- Task item
Keep the wording of the records intact as you retype them, and omit every image.

(Data records for software interfaces)
=== Section Start ===

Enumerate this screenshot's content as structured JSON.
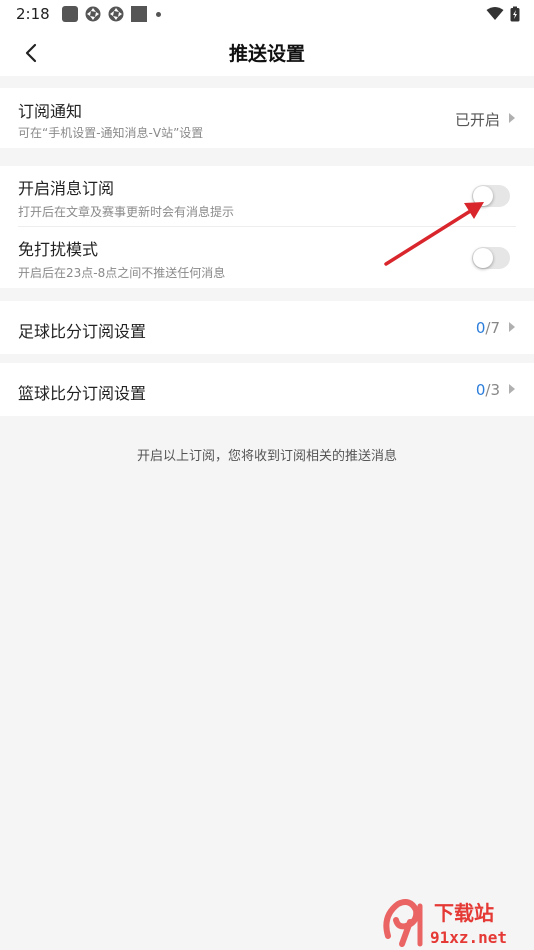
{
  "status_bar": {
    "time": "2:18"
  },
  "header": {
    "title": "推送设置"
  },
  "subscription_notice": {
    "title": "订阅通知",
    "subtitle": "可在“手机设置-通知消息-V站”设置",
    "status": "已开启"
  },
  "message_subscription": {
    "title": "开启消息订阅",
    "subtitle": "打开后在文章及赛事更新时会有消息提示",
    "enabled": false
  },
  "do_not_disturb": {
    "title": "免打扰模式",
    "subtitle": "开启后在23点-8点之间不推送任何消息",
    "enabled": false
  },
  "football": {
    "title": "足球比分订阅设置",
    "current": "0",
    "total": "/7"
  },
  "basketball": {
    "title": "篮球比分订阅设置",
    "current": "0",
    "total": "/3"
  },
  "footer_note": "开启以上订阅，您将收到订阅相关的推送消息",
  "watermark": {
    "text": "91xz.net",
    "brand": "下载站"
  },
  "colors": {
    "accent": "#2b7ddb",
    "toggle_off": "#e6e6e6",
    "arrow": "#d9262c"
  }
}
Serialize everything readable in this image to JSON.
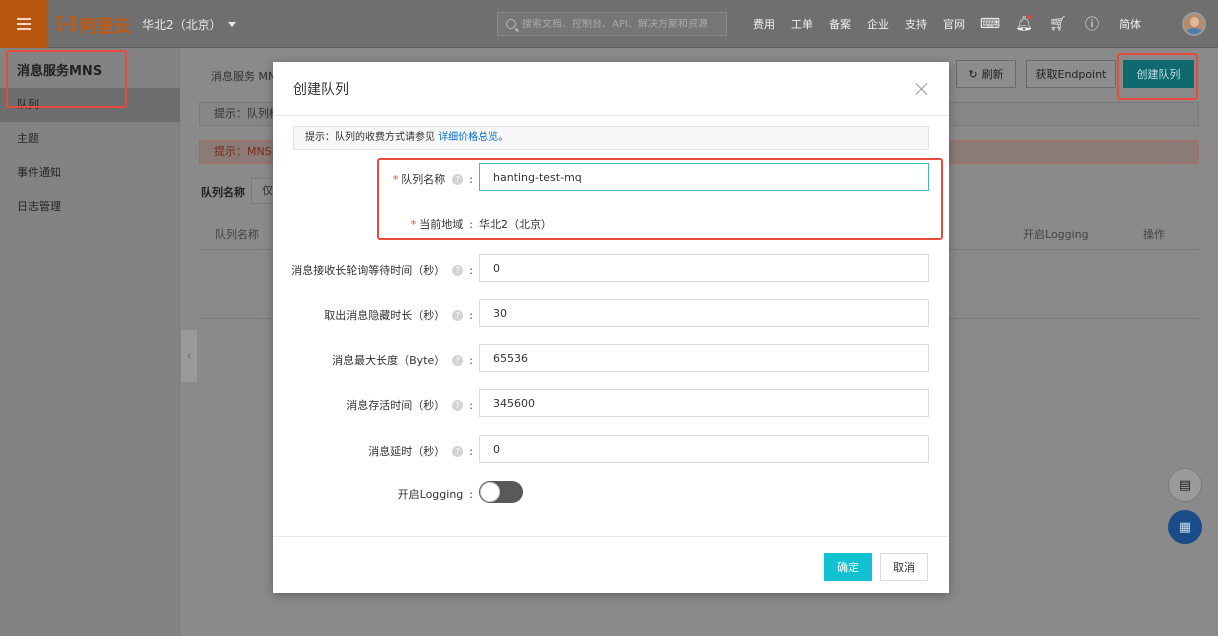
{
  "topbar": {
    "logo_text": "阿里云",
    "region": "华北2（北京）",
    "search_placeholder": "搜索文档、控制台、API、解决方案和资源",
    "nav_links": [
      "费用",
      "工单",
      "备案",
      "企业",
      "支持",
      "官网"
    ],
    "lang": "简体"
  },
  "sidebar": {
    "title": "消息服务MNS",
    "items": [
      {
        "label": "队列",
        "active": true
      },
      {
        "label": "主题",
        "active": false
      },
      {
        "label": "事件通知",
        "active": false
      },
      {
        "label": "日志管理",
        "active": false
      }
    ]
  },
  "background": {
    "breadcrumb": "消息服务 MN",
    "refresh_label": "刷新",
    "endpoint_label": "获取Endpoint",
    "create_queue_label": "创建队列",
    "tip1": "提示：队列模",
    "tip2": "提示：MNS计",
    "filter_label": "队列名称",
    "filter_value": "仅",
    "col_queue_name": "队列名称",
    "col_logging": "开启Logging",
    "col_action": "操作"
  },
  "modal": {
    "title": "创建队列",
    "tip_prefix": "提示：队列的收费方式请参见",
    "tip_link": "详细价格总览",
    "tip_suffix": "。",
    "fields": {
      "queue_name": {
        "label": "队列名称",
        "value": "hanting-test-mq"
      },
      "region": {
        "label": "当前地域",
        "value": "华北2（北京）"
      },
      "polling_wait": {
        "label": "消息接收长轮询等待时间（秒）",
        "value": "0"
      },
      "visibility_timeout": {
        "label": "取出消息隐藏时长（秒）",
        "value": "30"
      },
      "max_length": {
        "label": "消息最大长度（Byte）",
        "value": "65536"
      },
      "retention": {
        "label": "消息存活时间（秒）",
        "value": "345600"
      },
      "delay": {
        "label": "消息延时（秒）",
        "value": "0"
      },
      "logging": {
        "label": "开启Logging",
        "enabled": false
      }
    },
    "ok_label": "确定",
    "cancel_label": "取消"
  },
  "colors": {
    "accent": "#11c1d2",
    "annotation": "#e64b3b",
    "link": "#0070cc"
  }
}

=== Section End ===

- Result
Enumerate this screenshot's content as structured JSON.
{
  "status_bar": {
    "time": "2:18"
  },
  "header": {
    "title": "推送设置"
  },
  "subscription_notice": {
    "title": "订阅通知",
    "subtitle": "可在“手机设置-通知消息-V站”设置",
    "status": "已开启"
  },
  "message_subscription": {
    "title": "开启消息订阅",
    "subtitle": "打开后在文章及赛事更新时会有消息提示",
    "enabled": false
  },
  "do_not_disturb": {
    "title": "免打扰模式",
    "subtitle": "开启后在23点-8点之间不推送任何消息",
    "enabled": false
  },
  "football": {
    "title": "足球比分订阅设置",
    "current": "0",
    "total": "/7"
  },
  "basketball": {
    "title": "篮球比分订阅设置",
    "current": "0",
    "total": "/3"
  },
  "footer_note": "开启以上订阅，您将收到订阅相关的推送消息",
  "watermark": {
    "text": "91xz.net",
    "brand": "下载站"
  },
  "colors": {
    "accent": "#2b7ddb",
    "toggle_off": "#e6e6e6",
    "arrow": "#d9262c"
  }
}
Serialize everything readable in this image to JSON.
{
  "topbar": {
    "logo_text": "阿里云",
    "region": "华北2（北京）",
    "search_placeholder": "搜索文档、控制台、API、解决方案和资源",
    "nav_links": [
      "费用",
      "工单",
      "备案",
      "企业",
      "支持",
      "官网"
    ],
    "lang": "简体"
  },
  "sidebar": {
    "title": "消息服务MNS",
    "items": [
      {
        "label": "队列",
        "active": true
      },
      {
        "label": "主题",
        "active": false
      },
      {
        "label": "事件通知",
        "active": false
      },
      {
        "label": "日志管理",
        "active": false
      }
    ]
  },
  "background": {
    "breadcrumb": "消息服务 MN",
    "refresh_label": "刷新",
    "endpoint_label": "获取Endpoint",
    "create_queue_label": "创建队列",
    "tip1": "提示：队列模",
    "tip2": "提示：MNS计",
    "filter_label": "队列名称",
    "filter_value": "仅",
    "col_queue_name": "队列名称",
    "col_logging": "开启Logging",
    "col_action": "操作"
  },
  "modal": {
    "title": "创建队列",
    "tip_prefix": "提示：队列的收费方式请参见",
    "tip_link": "详细价格总览",
    "tip_suffix": "。",
    "fields": {
      "queue_name": {
        "label": "队列名称",
        "value": "hanting-test-mq"
      },
      "region": {
        "label": "当前地域",
        "value": "华北2（北京）"
      },
      "polling_wait": {
        "label": "消息接收长轮询等待时间（秒）",
        "value": "0"
      },
      "visibility_timeout": {
        "label": "取出消息隐藏时长（秒）",
        "value": "30"
      },
      "max_length": {
        "label": "消息最大长度（Byte）",
        "value": "65536"
      },
      "retention": {
        "label": "消息存活时间（秒）",
        "value": "345600"
      },
      "delay": {
        "label": "消息延时（秒）",
        "value": "0"
      },
      "logging": {
        "label": "开启Logging",
        "enabled": false
      }
    },
    "ok_label": "确定",
    "cancel_label": "取消"
  },
  "colors": {
    "accent": "#11c1d2",
    "annotation": "#e64b3b",
    "link": "#0070cc"
  }
}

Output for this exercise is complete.